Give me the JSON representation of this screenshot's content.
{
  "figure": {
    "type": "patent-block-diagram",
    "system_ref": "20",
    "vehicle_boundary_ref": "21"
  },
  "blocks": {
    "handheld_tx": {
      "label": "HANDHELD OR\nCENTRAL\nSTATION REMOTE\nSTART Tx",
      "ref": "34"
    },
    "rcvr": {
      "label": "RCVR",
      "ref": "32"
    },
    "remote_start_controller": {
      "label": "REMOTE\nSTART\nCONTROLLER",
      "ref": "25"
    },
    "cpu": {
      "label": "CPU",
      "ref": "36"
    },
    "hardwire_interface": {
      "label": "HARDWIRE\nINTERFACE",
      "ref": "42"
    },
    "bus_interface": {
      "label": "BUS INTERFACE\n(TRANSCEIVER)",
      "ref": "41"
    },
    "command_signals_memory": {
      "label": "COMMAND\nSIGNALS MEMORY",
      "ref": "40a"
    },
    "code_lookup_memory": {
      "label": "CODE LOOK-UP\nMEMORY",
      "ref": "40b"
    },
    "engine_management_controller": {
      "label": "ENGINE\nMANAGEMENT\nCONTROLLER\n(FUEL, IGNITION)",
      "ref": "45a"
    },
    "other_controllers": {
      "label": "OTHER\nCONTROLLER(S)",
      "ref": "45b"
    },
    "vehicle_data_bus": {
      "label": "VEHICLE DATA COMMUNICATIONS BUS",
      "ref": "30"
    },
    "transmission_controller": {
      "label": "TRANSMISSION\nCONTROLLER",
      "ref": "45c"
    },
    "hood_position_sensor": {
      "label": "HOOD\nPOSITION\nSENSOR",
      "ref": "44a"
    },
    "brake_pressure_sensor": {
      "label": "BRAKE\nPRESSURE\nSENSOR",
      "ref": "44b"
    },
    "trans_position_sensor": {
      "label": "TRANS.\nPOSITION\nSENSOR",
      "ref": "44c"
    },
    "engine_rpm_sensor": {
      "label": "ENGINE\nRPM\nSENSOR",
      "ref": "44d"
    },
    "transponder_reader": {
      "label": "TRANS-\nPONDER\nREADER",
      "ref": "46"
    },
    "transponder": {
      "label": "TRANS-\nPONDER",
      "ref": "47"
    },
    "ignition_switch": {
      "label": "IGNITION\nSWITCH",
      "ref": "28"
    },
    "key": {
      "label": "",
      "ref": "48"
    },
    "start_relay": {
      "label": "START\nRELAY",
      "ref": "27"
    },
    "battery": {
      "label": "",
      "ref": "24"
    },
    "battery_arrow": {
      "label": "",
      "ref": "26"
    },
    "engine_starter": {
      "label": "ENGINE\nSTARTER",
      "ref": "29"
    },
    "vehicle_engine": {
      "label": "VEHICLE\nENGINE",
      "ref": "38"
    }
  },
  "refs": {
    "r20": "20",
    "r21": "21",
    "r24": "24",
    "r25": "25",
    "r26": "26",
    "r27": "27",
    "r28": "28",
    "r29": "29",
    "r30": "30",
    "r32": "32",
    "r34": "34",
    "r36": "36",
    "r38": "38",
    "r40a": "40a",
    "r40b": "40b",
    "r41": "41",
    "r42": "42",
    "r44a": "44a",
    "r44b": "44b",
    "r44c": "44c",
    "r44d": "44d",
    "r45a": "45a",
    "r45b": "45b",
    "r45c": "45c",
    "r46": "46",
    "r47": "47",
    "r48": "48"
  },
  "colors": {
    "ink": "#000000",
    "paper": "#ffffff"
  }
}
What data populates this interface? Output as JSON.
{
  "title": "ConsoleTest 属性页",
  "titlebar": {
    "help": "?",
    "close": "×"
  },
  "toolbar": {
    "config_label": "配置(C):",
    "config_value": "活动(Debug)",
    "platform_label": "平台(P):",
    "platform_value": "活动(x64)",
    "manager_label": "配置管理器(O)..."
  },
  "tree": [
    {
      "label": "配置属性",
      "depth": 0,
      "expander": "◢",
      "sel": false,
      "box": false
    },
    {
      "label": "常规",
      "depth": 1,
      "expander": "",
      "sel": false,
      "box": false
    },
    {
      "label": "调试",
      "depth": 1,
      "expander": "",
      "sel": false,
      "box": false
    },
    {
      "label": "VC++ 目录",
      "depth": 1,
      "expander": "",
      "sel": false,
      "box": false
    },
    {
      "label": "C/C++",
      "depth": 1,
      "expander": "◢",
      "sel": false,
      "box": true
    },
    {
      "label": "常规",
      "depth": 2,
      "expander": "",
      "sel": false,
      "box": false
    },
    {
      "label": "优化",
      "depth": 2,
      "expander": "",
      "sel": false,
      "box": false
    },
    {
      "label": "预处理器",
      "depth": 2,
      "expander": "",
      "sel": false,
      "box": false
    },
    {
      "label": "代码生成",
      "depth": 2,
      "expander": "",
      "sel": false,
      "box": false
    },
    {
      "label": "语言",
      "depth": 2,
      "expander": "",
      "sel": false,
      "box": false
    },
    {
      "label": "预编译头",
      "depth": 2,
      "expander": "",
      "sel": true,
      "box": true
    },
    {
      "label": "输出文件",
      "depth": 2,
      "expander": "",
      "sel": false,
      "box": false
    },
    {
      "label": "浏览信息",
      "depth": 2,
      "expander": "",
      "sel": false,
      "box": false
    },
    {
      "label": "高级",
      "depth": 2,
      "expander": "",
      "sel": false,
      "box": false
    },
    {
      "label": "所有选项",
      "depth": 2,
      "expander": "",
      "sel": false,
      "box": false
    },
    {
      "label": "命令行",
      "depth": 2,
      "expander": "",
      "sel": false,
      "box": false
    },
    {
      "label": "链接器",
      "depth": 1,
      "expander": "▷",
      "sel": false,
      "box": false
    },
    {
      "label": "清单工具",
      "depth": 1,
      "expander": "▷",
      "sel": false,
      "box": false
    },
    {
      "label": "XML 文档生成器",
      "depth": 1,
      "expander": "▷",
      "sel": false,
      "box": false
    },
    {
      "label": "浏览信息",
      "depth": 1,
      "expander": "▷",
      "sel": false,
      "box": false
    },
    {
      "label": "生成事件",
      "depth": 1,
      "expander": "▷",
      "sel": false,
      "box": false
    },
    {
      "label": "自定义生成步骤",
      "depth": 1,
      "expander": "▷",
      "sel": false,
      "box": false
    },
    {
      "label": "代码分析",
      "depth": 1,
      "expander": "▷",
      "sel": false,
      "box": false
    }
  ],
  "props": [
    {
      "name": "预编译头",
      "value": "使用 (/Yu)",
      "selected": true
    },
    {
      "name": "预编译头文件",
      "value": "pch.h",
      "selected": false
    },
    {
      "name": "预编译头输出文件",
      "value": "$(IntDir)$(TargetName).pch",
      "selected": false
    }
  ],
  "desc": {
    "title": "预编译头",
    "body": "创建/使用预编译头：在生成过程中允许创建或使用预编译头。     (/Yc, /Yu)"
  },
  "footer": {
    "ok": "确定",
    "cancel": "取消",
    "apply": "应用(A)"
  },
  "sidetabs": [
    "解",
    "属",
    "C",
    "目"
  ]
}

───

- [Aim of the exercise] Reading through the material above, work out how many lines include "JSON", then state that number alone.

- [Your solution] 2